↓↓↓

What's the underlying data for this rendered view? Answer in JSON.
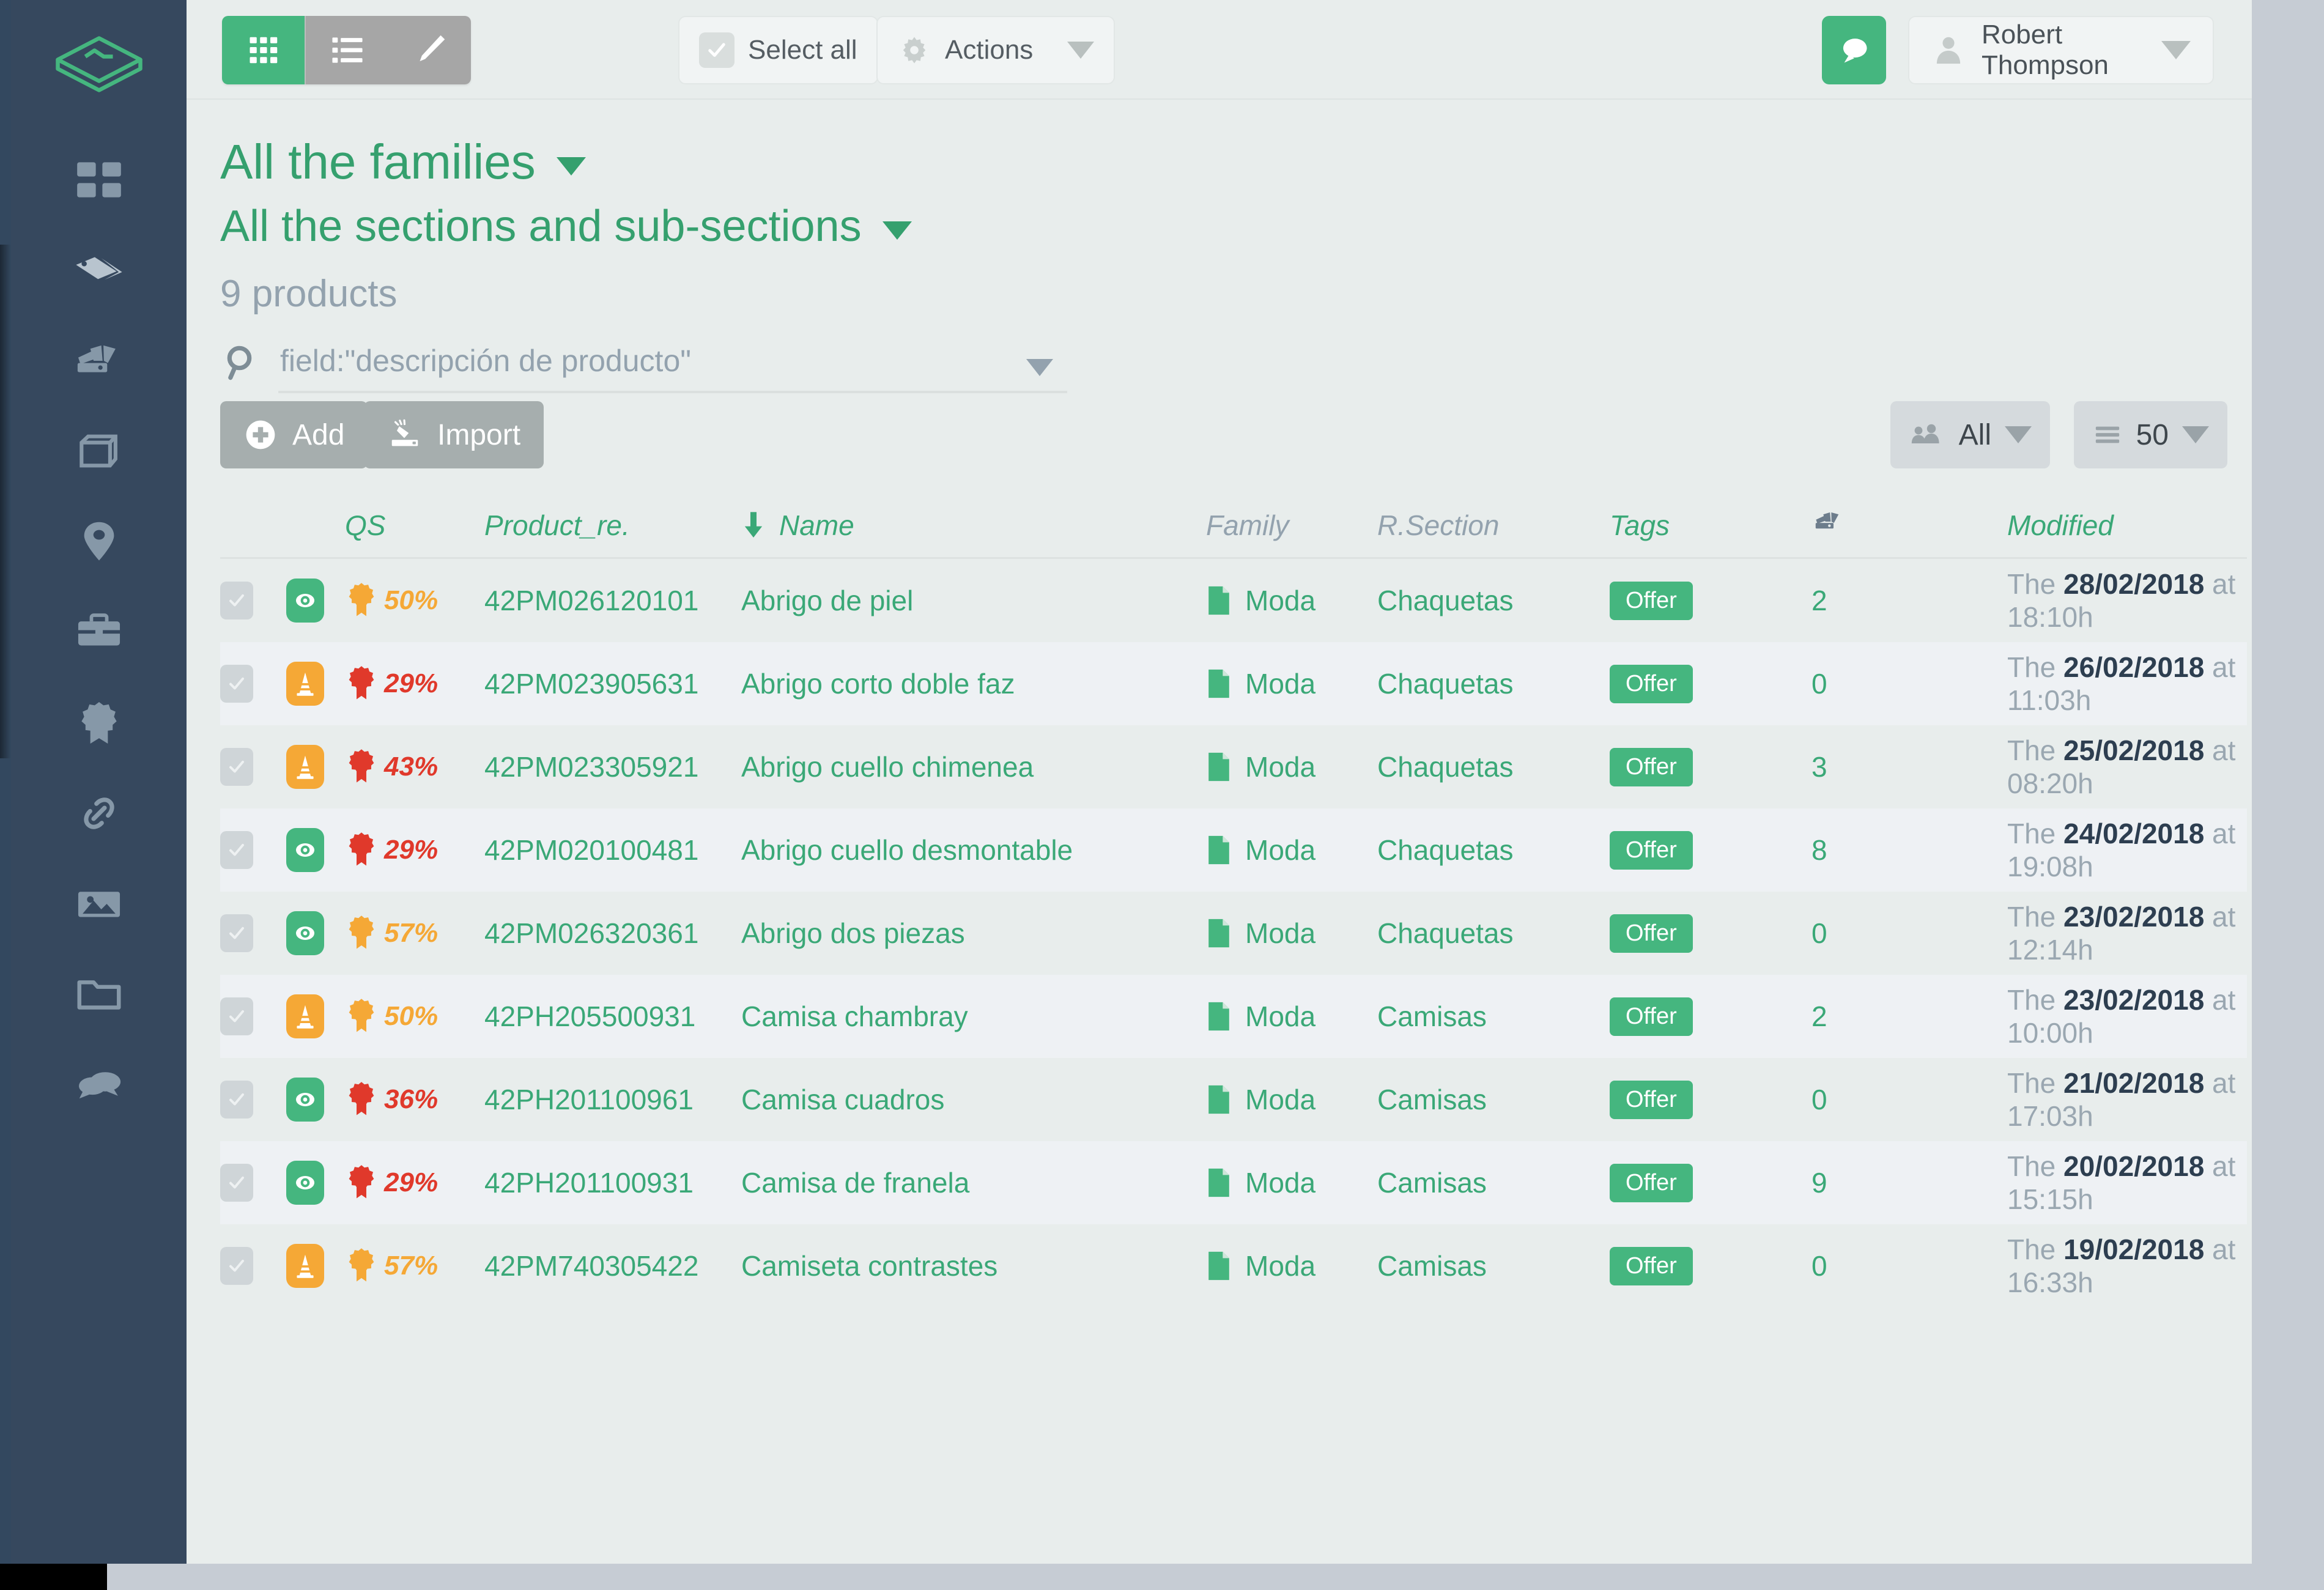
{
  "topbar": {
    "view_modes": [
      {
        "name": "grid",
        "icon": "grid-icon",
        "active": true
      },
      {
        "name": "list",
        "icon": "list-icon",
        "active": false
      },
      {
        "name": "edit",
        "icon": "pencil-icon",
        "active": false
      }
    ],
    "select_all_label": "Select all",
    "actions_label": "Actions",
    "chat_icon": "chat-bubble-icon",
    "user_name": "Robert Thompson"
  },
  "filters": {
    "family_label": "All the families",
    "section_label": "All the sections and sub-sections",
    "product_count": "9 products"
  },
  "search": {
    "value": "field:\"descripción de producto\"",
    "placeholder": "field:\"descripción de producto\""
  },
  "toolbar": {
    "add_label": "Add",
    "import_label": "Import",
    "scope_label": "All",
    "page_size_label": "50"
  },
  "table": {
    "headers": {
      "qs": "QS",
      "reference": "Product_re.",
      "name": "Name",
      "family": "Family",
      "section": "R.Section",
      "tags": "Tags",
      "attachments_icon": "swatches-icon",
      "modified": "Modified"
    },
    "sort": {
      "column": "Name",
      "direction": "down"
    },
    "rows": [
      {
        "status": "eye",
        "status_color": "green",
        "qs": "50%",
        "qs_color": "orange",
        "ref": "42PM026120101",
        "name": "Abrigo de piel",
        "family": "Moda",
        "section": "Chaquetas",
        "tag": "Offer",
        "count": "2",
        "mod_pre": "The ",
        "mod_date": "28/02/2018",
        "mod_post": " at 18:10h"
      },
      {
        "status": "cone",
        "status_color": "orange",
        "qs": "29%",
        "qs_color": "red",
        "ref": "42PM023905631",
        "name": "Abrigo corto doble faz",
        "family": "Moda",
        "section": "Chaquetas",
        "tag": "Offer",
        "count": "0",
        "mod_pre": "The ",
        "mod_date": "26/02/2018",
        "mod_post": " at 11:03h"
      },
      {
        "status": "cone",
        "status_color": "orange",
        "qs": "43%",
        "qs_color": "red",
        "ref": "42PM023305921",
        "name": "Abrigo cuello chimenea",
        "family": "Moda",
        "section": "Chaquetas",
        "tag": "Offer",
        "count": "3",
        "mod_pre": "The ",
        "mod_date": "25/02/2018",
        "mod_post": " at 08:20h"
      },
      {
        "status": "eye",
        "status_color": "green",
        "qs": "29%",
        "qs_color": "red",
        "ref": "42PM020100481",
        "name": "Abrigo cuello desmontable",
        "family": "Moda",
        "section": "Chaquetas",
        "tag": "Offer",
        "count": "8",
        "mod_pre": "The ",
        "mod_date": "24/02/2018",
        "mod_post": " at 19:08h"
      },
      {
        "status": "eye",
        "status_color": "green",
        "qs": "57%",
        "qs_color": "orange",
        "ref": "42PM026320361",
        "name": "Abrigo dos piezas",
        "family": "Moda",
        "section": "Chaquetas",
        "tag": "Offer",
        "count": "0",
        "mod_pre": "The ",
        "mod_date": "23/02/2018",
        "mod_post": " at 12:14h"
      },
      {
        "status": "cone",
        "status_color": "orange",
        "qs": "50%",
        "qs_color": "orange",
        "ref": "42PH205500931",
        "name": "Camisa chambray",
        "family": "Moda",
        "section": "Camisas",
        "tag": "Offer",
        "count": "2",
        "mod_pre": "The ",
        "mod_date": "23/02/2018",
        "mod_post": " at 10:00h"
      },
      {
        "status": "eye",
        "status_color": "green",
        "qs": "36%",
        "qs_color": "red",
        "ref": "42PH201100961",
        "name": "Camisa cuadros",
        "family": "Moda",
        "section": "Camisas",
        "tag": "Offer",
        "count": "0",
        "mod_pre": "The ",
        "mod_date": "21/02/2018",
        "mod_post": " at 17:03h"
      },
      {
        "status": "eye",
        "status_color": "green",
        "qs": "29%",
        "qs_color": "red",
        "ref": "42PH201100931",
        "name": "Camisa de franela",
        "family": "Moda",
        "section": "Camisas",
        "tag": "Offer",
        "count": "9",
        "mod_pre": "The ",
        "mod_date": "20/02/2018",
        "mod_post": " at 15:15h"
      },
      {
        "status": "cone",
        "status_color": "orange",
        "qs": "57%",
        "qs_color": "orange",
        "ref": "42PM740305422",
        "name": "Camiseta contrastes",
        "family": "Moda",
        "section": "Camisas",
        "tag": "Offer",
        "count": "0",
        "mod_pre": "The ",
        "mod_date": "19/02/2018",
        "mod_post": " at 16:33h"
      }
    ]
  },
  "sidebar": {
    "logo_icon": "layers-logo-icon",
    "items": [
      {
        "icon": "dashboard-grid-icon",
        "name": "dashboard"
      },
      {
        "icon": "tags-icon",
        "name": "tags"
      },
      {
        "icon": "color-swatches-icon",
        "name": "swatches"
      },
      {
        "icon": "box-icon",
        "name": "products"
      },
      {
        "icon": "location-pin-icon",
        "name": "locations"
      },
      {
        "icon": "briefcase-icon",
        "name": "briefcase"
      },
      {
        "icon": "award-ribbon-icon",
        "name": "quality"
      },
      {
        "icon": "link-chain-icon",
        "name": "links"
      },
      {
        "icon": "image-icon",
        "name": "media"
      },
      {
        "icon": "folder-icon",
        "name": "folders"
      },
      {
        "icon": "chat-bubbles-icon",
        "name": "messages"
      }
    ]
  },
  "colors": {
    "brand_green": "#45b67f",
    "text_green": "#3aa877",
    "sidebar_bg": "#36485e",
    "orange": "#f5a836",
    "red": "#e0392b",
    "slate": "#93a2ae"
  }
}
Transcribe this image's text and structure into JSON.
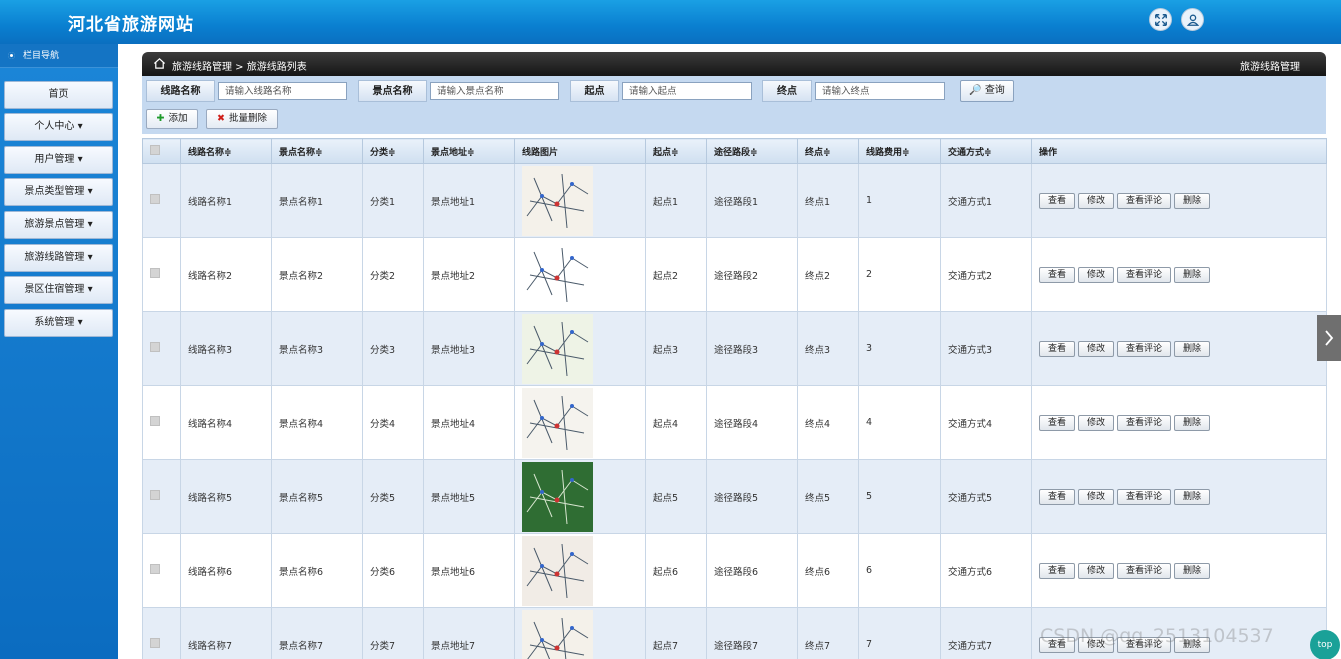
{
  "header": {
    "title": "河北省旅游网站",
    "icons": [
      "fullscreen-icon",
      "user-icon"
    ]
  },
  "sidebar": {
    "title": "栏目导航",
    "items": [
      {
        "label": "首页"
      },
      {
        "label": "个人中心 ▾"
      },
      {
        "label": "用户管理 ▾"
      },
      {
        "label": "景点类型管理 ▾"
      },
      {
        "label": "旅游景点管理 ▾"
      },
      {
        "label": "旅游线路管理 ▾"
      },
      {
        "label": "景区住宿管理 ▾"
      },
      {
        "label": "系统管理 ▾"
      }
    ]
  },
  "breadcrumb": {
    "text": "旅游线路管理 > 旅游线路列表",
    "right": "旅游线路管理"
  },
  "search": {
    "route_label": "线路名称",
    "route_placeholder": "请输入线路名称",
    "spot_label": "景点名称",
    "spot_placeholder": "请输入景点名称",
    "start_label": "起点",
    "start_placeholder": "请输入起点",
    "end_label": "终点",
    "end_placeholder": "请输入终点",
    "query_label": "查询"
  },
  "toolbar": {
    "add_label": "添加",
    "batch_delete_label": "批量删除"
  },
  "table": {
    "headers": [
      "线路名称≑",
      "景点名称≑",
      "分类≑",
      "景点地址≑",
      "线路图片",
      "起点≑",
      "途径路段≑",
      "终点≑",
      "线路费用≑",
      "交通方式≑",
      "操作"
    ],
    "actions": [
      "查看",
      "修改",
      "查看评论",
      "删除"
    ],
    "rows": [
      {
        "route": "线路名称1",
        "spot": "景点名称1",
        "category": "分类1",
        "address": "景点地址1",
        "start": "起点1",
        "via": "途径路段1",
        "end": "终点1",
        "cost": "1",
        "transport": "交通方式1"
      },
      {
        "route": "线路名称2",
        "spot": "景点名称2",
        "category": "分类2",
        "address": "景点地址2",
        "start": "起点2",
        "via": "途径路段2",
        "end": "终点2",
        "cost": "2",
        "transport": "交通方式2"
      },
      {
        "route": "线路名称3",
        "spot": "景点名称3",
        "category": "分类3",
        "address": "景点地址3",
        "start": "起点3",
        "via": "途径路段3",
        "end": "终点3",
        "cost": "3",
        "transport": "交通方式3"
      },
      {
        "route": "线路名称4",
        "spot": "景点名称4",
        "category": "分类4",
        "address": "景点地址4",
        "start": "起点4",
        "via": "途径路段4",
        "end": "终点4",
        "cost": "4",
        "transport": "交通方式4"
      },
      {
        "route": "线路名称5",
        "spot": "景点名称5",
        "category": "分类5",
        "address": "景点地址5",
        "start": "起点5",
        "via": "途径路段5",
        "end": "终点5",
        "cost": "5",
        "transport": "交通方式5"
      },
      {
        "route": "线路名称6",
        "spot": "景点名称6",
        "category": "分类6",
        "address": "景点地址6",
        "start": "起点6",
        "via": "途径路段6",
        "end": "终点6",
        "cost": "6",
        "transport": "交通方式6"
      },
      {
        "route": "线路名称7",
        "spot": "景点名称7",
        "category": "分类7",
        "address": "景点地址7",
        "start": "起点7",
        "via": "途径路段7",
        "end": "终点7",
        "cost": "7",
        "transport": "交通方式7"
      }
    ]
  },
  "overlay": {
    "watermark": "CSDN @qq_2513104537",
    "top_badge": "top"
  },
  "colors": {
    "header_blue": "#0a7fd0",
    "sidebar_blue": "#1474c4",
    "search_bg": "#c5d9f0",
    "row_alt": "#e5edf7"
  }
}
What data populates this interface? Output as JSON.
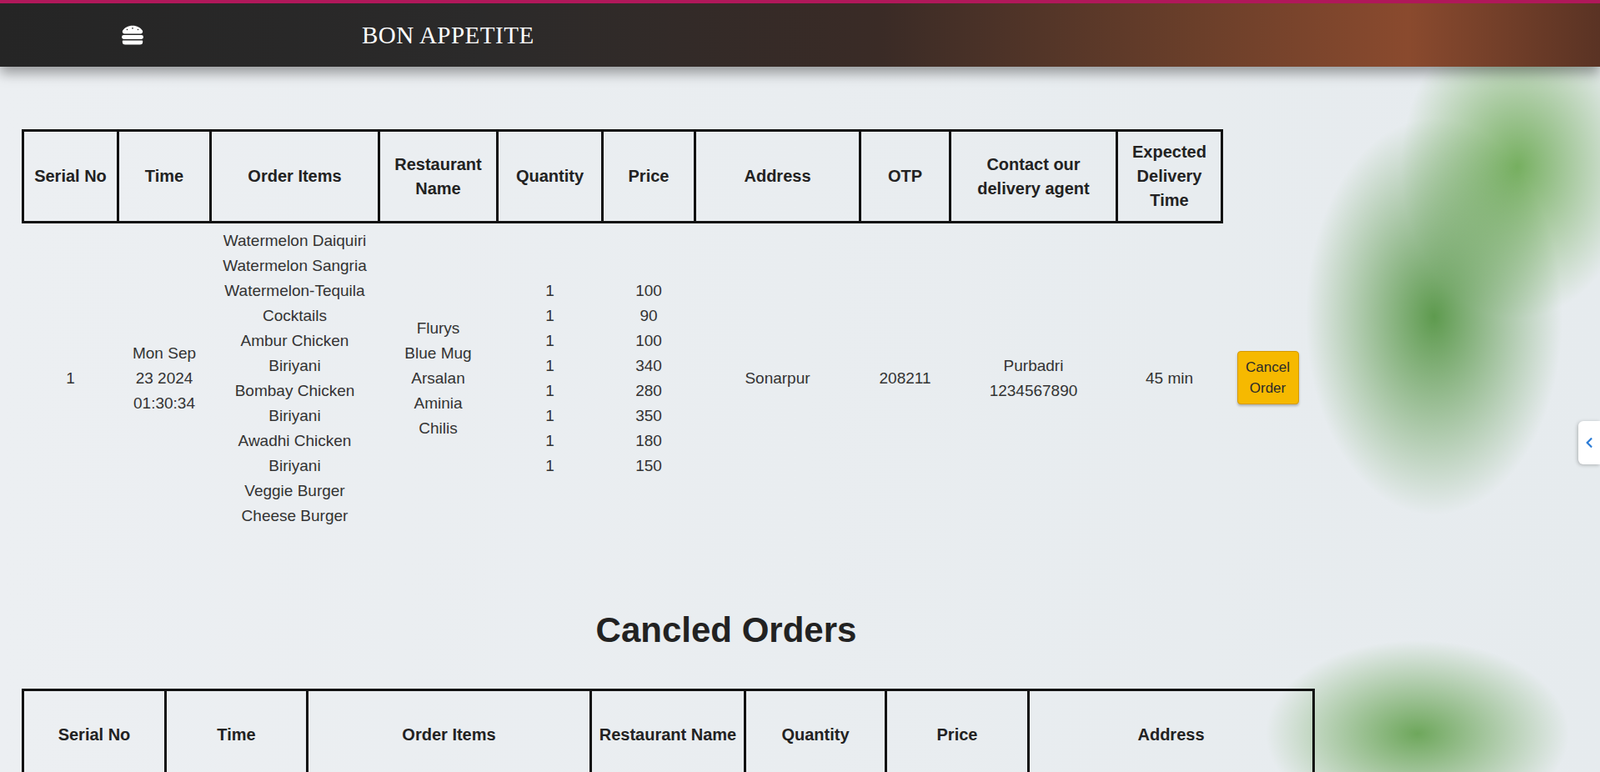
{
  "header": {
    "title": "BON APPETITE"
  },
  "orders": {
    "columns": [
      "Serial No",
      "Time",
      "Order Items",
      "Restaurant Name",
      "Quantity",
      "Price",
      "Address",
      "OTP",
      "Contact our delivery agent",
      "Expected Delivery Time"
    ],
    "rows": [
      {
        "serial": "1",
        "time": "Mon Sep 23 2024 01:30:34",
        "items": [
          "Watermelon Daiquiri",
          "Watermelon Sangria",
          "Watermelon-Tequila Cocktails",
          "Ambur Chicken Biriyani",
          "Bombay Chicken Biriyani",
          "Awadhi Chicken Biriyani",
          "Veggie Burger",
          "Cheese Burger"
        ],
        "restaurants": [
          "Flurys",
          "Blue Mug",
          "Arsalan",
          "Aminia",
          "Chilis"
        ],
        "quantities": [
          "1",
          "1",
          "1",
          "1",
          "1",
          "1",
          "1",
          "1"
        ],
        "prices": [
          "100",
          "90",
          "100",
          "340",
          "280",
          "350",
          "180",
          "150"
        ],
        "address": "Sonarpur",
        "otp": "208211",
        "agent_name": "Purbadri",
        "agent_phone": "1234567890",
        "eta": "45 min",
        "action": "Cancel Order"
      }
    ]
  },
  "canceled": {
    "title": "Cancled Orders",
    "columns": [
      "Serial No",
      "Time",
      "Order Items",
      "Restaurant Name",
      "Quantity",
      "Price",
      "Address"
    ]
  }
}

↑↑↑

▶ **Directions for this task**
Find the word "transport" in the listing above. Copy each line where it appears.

▶ **Response for this exercise**
        "transport": "交通方式1"
        "transport": "交通方式2"
        "transport": "交通方式3"
        "transport": "交通方式4"
        "transport": "交通方式5"
        "transport": "交通方式6"
        "transport": "交通方式7"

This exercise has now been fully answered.